It’s been almost a month and a half since you passed away. I’ve been wanting to write this for awhile, especially as I prepare to travel to your funeral in a couple of weeks.
In the days following your death, I found myself feeling angry. I was angry that I didn’t get a chance to see you again, to say what I wanted to say to you, ask questions I never thought to ask before – to really say goodbye.
It took me a couple of weeks to finally cry about you – to sit with my memories, hold them tenderly, and let the realization wash over me that I’d never see you again. Even though I’ve never really lived close to you, life still seems a little more empty now.
You and grandpa were larger than life to me as a kid. And as an adult, seeing you was like a window into those carefree days at the lake – playing in the water with grandpa, then devouring the sandwiches you’d make for us on the deck.
I’d give anything to re-live one of those days. But the best I can do now is keep you alive in my memories – the childhood ones and the adult ones. And feel your presence whenever I see the rest of the family – because I know you’d be there too if you were still with us.
I’m so thankful for you, Grandma. For your love, care, laughter and presence. I’m grateful for the most recent times I saw you.
Especially Christmas of 2013 when we convinced you to come spend it with us here in Georgia and our whole family rented a big house in the mountains. And when you stayed a night at my house afterwards and we spent the afternoon at the Marietta Square – just the two of us – wandering in the little shops and talking.
Even the very last time I saw you – after Aunt Liz’s funeral, when you were in the hospital. It was one of your good days. We laughed, we talked and you were…you.
But I’m so sorry, too. I’m sorry I didn’t call you more, visit you more. And I’ll never get that chance again.
In the early morning hours of December 17, 2018, I woke up and couldn’t go back to sleep. You had been moved to hospice the night before, and you were all I could think about. More specifically, your laugh. The one where you’d laugh so hard, you’d snort. And in my sleeplessness, I prayed. I prayed for Aunt Donna, your faithful and loving caregiver. I prayed for you, for peace when you passed. That those of us left would feel God’s love and presence very strongly in your absence.
At some point, I fell back to sleep. Later that morning, I awoke to a text from Dad. You were gone. He told me later that you passed right around the time I was awake, thinking about and praying for you. I was planning to come see you in just a couple of days.
I know I wasn’t physically there, Grandma. And I’m so sorry I didn’t make it in time. But my heart was there with you, and I’ll carry you in mine forever.
Recently, someone told me that when you see a cardinal, it’s someone that’s passed away waving hello to you. I’d never heard that before. But ever since you passed, I have been seeing cardinals everywhere. When I see them, I smile and say, “Hi, Grandma.”

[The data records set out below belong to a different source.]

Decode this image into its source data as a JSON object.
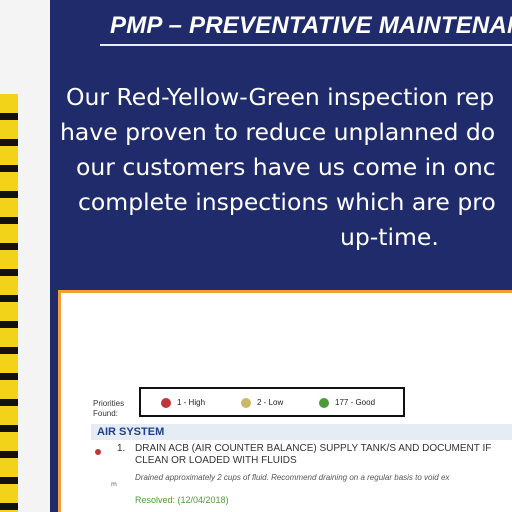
{
  "header": {
    "title": "PMP – PREVENTATIVE MAINTENANC"
  },
  "intro": {
    "lines": [
      "Our Red-Yellow-Green inspection rep",
      "have proven to reduce unplanned do",
      "our customers have us come in onc",
      "complete inspections which are pro",
      "up-time."
    ]
  },
  "report": {
    "priorities_label": "Priorities\nFound:",
    "priorities": [
      {
        "label": "1 - High",
        "color": "#c0353a"
      },
      {
        "label": "2 - Low",
        "color": "#c9b86a"
      },
      {
        "label": "177 - Good",
        "color": "#4e9a3a"
      }
    ],
    "section": "AIR SYSTEM",
    "item": {
      "number": "1.",
      "text": "DRAIN ACB (AIR COUNTER BALANCE) SUPPLY TANK/S AND DOCUMENT IF CLEAN OR LOADED WITH FLUIDS",
      "note": "Drained approximately 2 cups of fluid.  Recommend draining on a regular basis to void ex",
      "mini": "m",
      "resolved": "Resolved: (12/04/2018)"
    }
  },
  "colors": {
    "panel": "#1f2b6b",
    "accent_border": "#f0a033",
    "stripe_yellow": "#f3d21a"
  }
}
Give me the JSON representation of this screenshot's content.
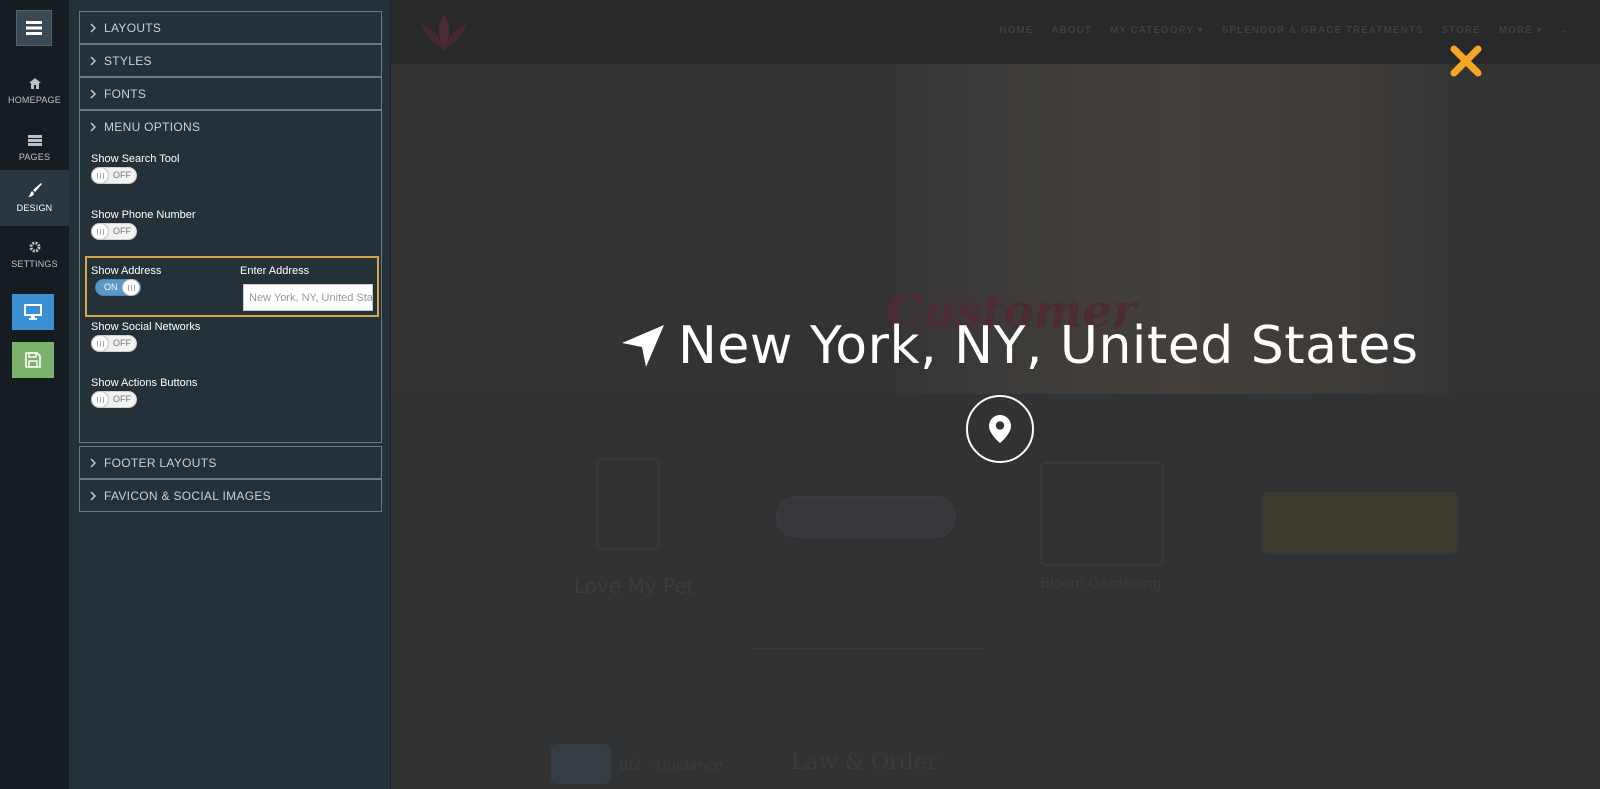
{
  "rail": {
    "items": [
      {
        "label": "HOMEPAGE"
      },
      {
        "label": "PAGES"
      },
      {
        "label": "DESIGN"
      },
      {
        "label": "SETTINGS"
      }
    ]
  },
  "panel": {
    "sections": {
      "layouts": "LAYOUTS",
      "styles": "STYLES",
      "fonts": "FONTS",
      "menu_options": "MENU OPTIONS",
      "footer_layouts": "FOOTER LAYOUTS",
      "favicon": "FAVICON & SOCIAL IMAGES"
    },
    "options": {
      "search_tool": {
        "label": "Show Search Tool",
        "state": "OFF"
      },
      "phone_number": {
        "label": "Show Phone Number",
        "state": "OFF"
      },
      "address": {
        "label": "Show Address",
        "state": "ON",
        "input_label": "Enter Address",
        "input_placeholder": "New York, NY, United States"
      },
      "social_networks": {
        "label": "Show Social Networks",
        "state": "OFF"
      },
      "action_buttons": {
        "label": "Show Actions Buttons",
        "state": "OFF"
      }
    }
  },
  "preview": {
    "nav": [
      "HOME",
      "ABOUT",
      "MY CATEGORY ▾",
      "SPLENDOR & GRACE TREATMENTS",
      "STORE",
      "MORE ▾",
      "⌄"
    ],
    "hero_word": "Customer",
    "ghost_labels": [
      "Love My Pet",
      "Bloom Gardening",
      "BIZ - Guidance",
      "Law & Order"
    ]
  },
  "overlay": {
    "address_text": "New York, NY, United States"
  },
  "colors": {
    "accent_orange": "#f5a623",
    "toggle_on": "#5a98c8",
    "highlight_border": "#d9a54a",
    "rail_blue_button": "#3b8fd3",
    "rail_green_button": "#7bb36d"
  }
}
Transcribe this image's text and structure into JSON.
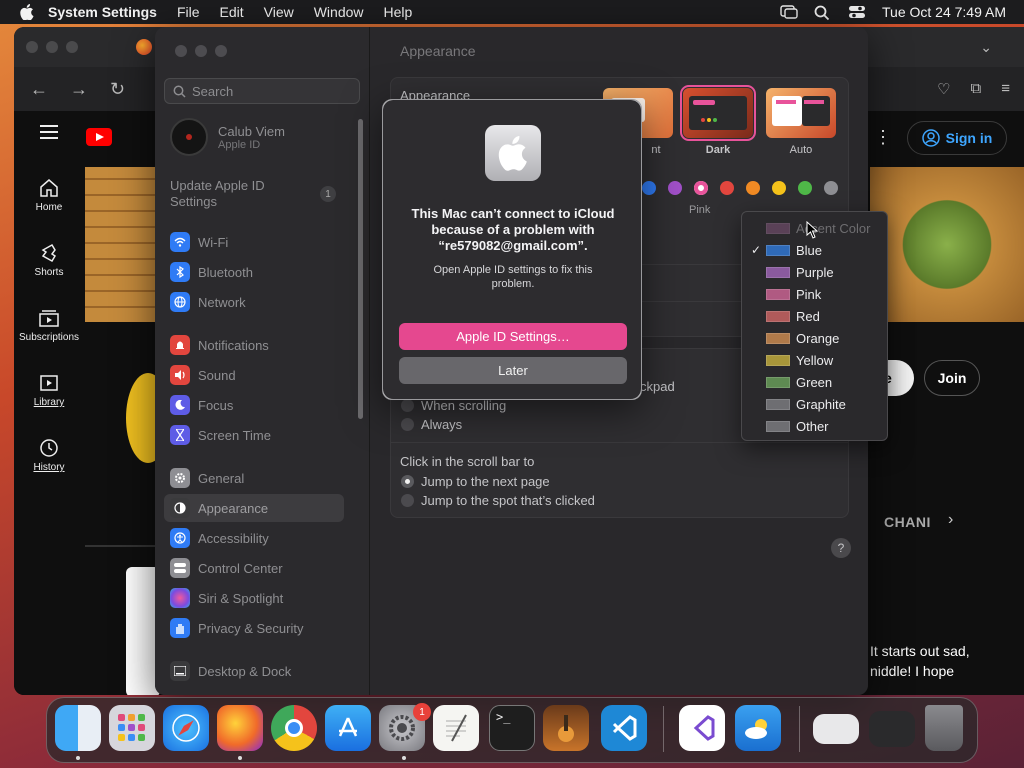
{
  "menubar": {
    "app_name": "System Settings",
    "menus": [
      "File",
      "Edit",
      "View",
      "Window",
      "Help"
    ],
    "clock": "Tue Oct 24  7:49 AM"
  },
  "browser": {
    "youtube_nav": [
      {
        "label": "Home",
        "icon": "home-icon"
      },
      {
        "label": "Shorts",
        "icon": "shorts-icon"
      },
      {
        "label": "Subscriptions",
        "icon": "subscriptions-icon"
      },
      {
        "label": "Library",
        "icon": "library-icon"
      },
      {
        "label": "History",
        "icon": "history-icon"
      }
    ],
    "sign_in": "Sign in",
    "subscribe_partial": "e",
    "join": "Join",
    "channel_tab": "CHANI",
    "comment_lines": [
      "It starts out sad,",
      "niddle! I hope"
    ]
  },
  "sidebar": {
    "search_placeholder": "Search",
    "user_name": "Calub Viem",
    "user_sub": "Apple ID",
    "update_label": "Update Apple ID Settings",
    "update_count": "1",
    "items": [
      {
        "label": "Wi-Fi",
        "color": "#2f7bf5",
        "icon": "wifi-icon"
      },
      {
        "label": "Bluetooth",
        "color": "#2f7bf5",
        "icon": "bluetooth-icon"
      },
      {
        "label": "Network",
        "color": "#2f7bf5",
        "icon": "network-icon"
      },
      {
        "label": "Notifications",
        "color": "#e2463e",
        "icon": "notifications-icon"
      },
      {
        "label": "Sound",
        "color": "#e2463e",
        "icon": "sound-icon"
      },
      {
        "label": "Focus",
        "color": "#5e5ce6",
        "icon": "focus-icon"
      },
      {
        "label": "Screen Time",
        "color": "#5e5ce6",
        "icon": "screen-time-icon"
      },
      {
        "label": "General",
        "color": "#8e8e93",
        "icon": "gear-icon"
      },
      {
        "label": "Appearance",
        "color": "#3a3a3c",
        "icon": "appearance-icon"
      },
      {
        "label": "Accessibility",
        "color": "#2f7bf5",
        "icon": "accessibility-icon"
      },
      {
        "label": "Control Center",
        "color": "#8e8e93",
        "icon": "control-center-icon"
      },
      {
        "label": "Siri & Spotlight",
        "color": "#c04bd6",
        "icon": "siri-icon"
      },
      {
        "label": "Privacy & Security",
        "color": "#2f7bf5",
        "icon": "hand-icon"
      },
      {
        "label": "Desktop & Dock",
        "color": "#3a3a3c",
        "icon": "dock-icon"
      }
    ],
    "selected": "Appearance"
  },
  "content": {
    "title": "Appearance",
    "appearance_label": "Appearance",
    "themes": [
      "nt",
      "Dark",
      "Auto"
    ],
    "selected_theme": "Dark",
    "accent_colors": [
      "#2f7bf5",
      "#a150c9",
      "#e8539a",
      "#e2463e",
      "#f08a24",
      "#f5c21b",
      "#4fb848",
      "#8e8e93"
    ],
    "accent_selected_label": "Pink",
    "trackpad_partial": "ckpad",
    "scroll_options": [
      "When scrolling",
      "Always"
    ],
    "click_scroll_label": "Click in the scroll bar to",
    "click_options": [
      "Jump to the next page",
      "Jump to the spot that’s clicked"
    ],
    "click_selected": 0,
    "help": "?"
  },
  "dialog": {
    "title": "This Mac can’t connect to iCloud because of a problem with “re579082@gmail.com”.",
    "message": "Open Apple ID settings to fix this problem.",
    "primary_button": "Apple ID Settings…",
    "secondary_button": "Later"
  },
  "accent_menu": {
    "header": "Accent Color",
    "checked": "Blue",
    "options": [
      {
        "label": "Blue",
        "color": "#2f6ab8"
      },
      {
        "label": "Purple",
        "color": "#8a5a9e"
      },
      {
        "label": "Pink",
        "color": "#b05a82"
      },
      {
        "label": "Red",
        "color": "#b05a5a"
      },
      {
        "label": "Orange",
        "color": "#b07a4a"
      },
      {
        "label": "Yellow",
        "color": "#a8963a"
      },
      {
        "label": "Green",
        "color": "#5e8a52"
      },
      {
        "label": "Graphite",
        "color": "#6e6e72"
      },
      {
        "label": "Other",
        "color": "#6e6e72"
      }
    ]
  },
  "dock": {
    "apps": [
      "finder",
      "launchpad",
      "safari",
      "firefox",
      "chrome",
      "app-store",
      "system-settings",
      "textedit",
      "terminal",
      "instruments",
      "vscode",
      "visual-studio",
      "weather",
      "preview-window",
      "chrome-window",
      "trash"
    ],
    "settings_badge": "1"
  }
}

And today, like many days since you left us, I’m picturing you reunited with Grandpa, snort-laughing and dancing around some room in heaven – so happy to be with him again.